Stored data entries:

<<<<

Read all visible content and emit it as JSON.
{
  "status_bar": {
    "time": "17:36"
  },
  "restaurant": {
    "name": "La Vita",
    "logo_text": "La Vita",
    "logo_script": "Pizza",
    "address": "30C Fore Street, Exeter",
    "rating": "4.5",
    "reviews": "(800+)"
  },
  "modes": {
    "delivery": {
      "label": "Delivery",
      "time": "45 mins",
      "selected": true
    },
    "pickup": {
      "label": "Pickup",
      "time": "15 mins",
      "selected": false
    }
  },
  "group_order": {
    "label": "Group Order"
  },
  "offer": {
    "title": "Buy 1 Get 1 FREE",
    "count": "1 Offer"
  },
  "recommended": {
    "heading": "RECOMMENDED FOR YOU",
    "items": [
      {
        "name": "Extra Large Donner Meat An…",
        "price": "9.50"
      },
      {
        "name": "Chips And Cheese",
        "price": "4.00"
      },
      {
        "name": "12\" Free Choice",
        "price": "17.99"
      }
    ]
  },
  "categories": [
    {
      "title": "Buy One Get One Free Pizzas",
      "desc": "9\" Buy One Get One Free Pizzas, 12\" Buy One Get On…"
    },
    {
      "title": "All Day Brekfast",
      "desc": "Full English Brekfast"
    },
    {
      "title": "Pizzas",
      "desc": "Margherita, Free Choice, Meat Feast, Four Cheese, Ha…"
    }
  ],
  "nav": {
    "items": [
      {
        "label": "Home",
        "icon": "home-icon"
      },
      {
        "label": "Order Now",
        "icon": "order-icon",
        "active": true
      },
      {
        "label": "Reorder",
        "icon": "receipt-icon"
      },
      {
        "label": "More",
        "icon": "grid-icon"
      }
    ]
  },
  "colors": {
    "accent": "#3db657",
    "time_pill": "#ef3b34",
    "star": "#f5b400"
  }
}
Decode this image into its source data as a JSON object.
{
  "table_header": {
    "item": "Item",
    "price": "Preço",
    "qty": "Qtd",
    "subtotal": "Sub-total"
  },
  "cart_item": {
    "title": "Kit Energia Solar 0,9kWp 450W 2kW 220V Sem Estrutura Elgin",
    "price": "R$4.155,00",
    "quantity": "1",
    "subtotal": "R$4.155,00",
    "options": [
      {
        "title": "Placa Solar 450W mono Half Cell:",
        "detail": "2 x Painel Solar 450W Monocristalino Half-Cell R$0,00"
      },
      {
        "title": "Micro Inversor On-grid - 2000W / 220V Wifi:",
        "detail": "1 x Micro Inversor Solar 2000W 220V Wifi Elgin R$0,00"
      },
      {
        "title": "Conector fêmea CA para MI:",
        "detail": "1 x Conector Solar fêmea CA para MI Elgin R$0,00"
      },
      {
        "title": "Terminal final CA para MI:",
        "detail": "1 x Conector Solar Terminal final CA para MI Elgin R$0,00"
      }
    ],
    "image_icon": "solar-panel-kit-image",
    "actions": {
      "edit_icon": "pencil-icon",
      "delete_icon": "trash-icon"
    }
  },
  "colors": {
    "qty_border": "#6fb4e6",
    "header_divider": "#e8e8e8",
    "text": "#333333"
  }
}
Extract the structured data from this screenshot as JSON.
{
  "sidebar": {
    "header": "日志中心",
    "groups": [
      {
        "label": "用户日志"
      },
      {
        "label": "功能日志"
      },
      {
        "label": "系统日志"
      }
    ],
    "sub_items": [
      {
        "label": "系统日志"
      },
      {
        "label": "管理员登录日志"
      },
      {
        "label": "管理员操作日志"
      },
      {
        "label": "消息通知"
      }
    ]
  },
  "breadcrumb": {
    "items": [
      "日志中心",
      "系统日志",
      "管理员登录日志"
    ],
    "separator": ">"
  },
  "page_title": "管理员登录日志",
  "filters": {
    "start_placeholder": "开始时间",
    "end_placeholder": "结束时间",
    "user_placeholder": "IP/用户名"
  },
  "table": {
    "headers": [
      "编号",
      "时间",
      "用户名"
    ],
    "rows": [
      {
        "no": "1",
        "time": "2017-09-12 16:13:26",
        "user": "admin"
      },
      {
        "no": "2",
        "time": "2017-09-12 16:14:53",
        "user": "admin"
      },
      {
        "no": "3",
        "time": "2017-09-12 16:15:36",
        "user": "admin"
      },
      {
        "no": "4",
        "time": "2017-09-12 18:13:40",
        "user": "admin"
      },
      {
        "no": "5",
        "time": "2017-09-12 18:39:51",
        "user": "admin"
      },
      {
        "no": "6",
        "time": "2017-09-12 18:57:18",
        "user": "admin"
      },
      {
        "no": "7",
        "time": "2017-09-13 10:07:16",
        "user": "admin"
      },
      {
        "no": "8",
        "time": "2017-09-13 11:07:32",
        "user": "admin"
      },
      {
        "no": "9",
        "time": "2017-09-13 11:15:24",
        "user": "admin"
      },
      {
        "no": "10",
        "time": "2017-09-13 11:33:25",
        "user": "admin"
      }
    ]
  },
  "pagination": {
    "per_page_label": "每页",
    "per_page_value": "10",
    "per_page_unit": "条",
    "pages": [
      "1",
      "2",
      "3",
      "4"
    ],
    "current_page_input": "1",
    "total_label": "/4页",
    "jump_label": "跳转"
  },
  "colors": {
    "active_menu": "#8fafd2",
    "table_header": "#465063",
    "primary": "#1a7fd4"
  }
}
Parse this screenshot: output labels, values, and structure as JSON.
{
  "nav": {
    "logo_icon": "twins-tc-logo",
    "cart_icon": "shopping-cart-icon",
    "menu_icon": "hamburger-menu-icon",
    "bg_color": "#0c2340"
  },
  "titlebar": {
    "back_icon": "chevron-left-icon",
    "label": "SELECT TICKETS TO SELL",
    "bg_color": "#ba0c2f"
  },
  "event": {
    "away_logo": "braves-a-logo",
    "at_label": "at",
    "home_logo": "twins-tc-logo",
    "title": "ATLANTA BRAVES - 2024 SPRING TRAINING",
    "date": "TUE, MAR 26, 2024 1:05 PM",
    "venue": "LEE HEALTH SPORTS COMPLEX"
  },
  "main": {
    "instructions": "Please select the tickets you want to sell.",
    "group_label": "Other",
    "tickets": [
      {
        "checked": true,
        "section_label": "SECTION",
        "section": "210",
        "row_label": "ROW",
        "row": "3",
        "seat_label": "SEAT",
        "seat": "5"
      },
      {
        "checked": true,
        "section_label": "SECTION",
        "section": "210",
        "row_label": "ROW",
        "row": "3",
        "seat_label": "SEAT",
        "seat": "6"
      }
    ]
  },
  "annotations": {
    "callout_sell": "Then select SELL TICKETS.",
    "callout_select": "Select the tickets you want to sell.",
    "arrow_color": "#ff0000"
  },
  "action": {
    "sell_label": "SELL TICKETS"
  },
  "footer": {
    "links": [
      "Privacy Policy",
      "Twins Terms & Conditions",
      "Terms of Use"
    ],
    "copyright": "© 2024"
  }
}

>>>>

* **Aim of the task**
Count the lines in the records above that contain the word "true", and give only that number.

* **Response area**
4